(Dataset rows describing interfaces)
*** Block opens ***

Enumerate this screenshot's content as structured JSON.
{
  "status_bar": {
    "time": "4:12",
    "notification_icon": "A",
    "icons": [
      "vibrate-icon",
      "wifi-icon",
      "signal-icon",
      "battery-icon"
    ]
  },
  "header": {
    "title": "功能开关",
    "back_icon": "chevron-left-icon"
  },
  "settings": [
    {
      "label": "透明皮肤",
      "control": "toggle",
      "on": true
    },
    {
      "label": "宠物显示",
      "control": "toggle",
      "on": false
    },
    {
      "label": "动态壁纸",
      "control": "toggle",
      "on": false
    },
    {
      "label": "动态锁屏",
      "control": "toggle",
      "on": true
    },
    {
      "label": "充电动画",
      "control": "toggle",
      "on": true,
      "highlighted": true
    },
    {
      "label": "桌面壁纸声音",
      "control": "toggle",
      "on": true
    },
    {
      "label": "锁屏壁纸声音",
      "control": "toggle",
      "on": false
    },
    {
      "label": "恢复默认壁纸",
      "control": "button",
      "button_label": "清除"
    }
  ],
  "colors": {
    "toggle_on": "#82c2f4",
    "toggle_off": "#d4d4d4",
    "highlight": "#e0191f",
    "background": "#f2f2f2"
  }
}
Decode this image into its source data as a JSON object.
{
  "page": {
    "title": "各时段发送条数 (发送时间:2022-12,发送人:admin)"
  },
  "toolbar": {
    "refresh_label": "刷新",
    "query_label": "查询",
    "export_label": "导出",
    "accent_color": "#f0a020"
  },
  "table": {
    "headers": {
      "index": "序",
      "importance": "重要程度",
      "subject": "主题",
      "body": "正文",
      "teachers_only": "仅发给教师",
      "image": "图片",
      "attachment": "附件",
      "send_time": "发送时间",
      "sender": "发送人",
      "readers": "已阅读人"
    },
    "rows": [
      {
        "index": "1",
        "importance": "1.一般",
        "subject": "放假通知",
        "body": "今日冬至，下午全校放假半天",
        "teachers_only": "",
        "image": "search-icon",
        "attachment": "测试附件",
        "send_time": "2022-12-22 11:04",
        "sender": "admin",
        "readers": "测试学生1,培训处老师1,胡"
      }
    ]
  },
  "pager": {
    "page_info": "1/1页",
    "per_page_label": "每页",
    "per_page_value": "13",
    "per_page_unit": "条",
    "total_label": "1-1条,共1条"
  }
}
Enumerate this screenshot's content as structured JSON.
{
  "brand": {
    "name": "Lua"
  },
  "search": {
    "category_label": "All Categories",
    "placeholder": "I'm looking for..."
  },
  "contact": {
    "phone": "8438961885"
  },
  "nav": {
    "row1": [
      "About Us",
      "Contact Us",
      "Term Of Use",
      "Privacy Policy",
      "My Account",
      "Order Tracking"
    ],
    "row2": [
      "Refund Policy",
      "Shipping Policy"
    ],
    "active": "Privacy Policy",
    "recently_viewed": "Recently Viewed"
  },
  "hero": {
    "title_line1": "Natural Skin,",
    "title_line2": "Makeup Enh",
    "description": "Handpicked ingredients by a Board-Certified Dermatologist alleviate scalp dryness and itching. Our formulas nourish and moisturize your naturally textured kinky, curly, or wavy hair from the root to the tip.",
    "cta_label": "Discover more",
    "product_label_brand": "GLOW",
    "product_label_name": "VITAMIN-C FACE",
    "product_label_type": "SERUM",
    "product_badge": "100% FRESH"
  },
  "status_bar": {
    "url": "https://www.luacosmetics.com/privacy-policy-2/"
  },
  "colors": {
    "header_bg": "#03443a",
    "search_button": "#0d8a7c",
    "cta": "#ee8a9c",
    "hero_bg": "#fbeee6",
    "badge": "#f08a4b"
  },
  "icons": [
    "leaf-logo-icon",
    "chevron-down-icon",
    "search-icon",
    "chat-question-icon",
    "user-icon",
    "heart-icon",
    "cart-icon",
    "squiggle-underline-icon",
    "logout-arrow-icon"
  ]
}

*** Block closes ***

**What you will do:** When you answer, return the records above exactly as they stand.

**Finished task:**
Enumerate this screenshot's content as structured JSON.
{
  "status_bar": {
    "time": "4:12",
    "notification_icon": "A",
    "icons": [
      "vibrate-icon",
      "wifi-icon",
      "signal-icon",
      "battery-icon"
    ]
  },
  "header": {
    "title": "功能开关",
    "back_icon": "chevron-left-icon"
  },
  "settings": [
    {
      "label": "透明皮肤",
      "control": "toggle",
      "on": true
    },
    {
      "label": "宠物显示",
      "control": "toggle",
      "on": false
    },
    {
      "label": "动态壁纸",
      "control": "toggle",
      "on": false
    },
    {
      "label": "动态锁屏",
      "control": "toggle",
      "on": true
    },
    {
      "label": "充电动画",
      "control": "toggle",
      "on": true,
      "highlighted": true
    },
    {
      "label": "桌面壁纸声音",
      "control": "toggle",
      "on": true
    },
    {
      "label": "锁屏壁纸声音",
      "control": "toggle",
      "on": false
    },
    {
      "label": "恢复默认壁纸",
      "control": "button",
      "button_label": "清除"
    }
  ],
  "colors": {
    "toggle_on": "#82c2f4",
    "toggle_off": "#d4d4d4",
    "highlight": "#e0191f",
    "background": "#f2f2f2"
  }
}
Decode this image into its source data as a JSON object.
{
  "page": {
    "title": "各时段发送条数 (发送时间:2022-12,发送人:admin)"
  },
  "toolbar": {
    "refresh_label": "刷新",
    "query_label": "查询",
    "export_label": "导出",
    "accent_color": "#f0a020"
  },
  "table": {
    "headers": {
      "index": "序",
      "importance": "重要程度",
      "subject": "主题",
      "body": "正文",
      "teachers_only": "仅发给教师",
      "image": "图片",
      "attachment": "附件",
      "send_time": "发送时间",
      "sender": "发送人",
      "readers": "已阅读人"
    },
    "rows": [
      {
        "index": "1",
        "importance": "1.一般",
        "subject": "放假通知",
        "body": "今日冬至，下午全校放假半天",
        "teachers_only": "",
        "image": "search-icon",
        "attachment": "测试附件",
        "send_time": "2022-12-22 11:04",
        "sender": "admin",
        "readers": "测试学生1,培训处老师1,胡"
      }
    ]
  },
  "pager": {
    "page_info": "1/1页",
    "per_page_label": "每页",
    "per_page_value": "13",
    "per_page_unit": "条",
    "total_label": "1-1条,共1条"
  }
}
Enumerate this screenshot's content as structured JSON.
{
  "brand": {
    "name": "Lua"
  },
  "search": {
    "category_label": "All Categories",
    "placeholder": "I'm looking for..."
  },
  "contact": {
    "phone": "8438961885"
  },
  "nav": {
    "row1": [
      "About Us",
      "Contact Us",
      "Term Of Use",
      "Privacy Policy",
      "My Account",
      "Order Tracking"
    ],
    "row2": [
      "Refund Policy",
      "Shipping Policy"
    ],
    "active": "Privacy Policy",
    "recently_viewed": "Recently Viewed"
  },
  "hero": {
    "title_line1": "Natural Skin,",
    "title_line2": "Makeup Enh",
    "description": "Handpicked ingredients by a Board-Certified Dermatologist alleviate scalp dryness and itching. Our formulas nourish and moisturize your naturally textured kinky, curly, or wavy hair from the root to the tip.",
    "cta_label": "Discover more",
    "product_label_brand": "GLOW",
    "product_label_name": "VITAMIN-C FACE",
    "product_label_type": "SERUM",
    "product_badge": "100% FRESH"
  },
  "status_bar": {
    "url": "https://www.luacosmetics.com/privacy-policy-2/"
  },
  "colors": {
    "header_bg": "#03443a",
    "search_button": "#0d8a7c",
    "cta": "#ee8a9c",
    "hero_bg": "#fbeee6",
    "badge": "#f08a4b"
  },
  "icons": [
    "leaf-logo-icon",
    "chevron-down-icon",
    "search-icon",
    "chat-question-icon",
    "user-icon",
    "heart-icon",
    "cart-icon",
    "squiggle-underline-icon",
    "logout-arrow-icon"
  ]
}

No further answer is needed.